⟨

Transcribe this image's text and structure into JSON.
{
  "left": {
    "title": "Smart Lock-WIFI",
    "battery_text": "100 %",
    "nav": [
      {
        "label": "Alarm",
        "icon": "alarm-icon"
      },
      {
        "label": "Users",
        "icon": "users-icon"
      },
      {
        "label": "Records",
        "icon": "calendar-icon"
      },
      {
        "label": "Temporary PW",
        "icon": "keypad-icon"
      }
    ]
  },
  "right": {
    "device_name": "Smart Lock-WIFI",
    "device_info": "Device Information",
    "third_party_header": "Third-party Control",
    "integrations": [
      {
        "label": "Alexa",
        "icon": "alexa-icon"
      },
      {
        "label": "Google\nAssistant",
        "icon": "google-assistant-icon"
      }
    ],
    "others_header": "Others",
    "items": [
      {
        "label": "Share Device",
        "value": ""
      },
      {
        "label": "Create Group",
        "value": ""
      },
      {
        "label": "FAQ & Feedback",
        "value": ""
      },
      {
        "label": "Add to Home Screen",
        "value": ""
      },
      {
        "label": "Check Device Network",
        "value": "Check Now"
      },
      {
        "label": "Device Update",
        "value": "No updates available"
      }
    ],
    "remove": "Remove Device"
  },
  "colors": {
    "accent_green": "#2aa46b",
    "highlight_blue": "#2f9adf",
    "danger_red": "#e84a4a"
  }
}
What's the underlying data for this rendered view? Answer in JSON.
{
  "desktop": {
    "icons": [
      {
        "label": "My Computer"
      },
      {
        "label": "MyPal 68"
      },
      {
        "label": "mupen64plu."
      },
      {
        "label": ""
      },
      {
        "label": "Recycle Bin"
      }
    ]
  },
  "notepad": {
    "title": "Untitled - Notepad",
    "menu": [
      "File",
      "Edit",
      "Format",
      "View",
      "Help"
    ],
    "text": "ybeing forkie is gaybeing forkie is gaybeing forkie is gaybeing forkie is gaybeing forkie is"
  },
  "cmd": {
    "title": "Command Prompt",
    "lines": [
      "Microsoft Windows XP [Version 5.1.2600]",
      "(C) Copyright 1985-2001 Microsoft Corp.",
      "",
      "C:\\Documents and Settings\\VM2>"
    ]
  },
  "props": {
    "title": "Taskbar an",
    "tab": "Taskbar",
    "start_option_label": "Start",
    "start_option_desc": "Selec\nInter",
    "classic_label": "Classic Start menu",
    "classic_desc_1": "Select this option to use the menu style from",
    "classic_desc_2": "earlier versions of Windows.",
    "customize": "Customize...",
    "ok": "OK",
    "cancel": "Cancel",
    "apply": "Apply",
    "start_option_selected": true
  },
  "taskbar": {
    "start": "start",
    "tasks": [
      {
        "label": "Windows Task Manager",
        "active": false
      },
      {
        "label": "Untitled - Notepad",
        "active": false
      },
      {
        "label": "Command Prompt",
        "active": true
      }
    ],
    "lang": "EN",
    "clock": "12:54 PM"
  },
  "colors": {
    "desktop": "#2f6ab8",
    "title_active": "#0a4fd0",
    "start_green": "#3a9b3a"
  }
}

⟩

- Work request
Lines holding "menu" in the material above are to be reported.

- Answer section
    "menu": [
    "classic_label": "Classic Start menu",
    "classic_desc_1": "Select this option to use the menu style from",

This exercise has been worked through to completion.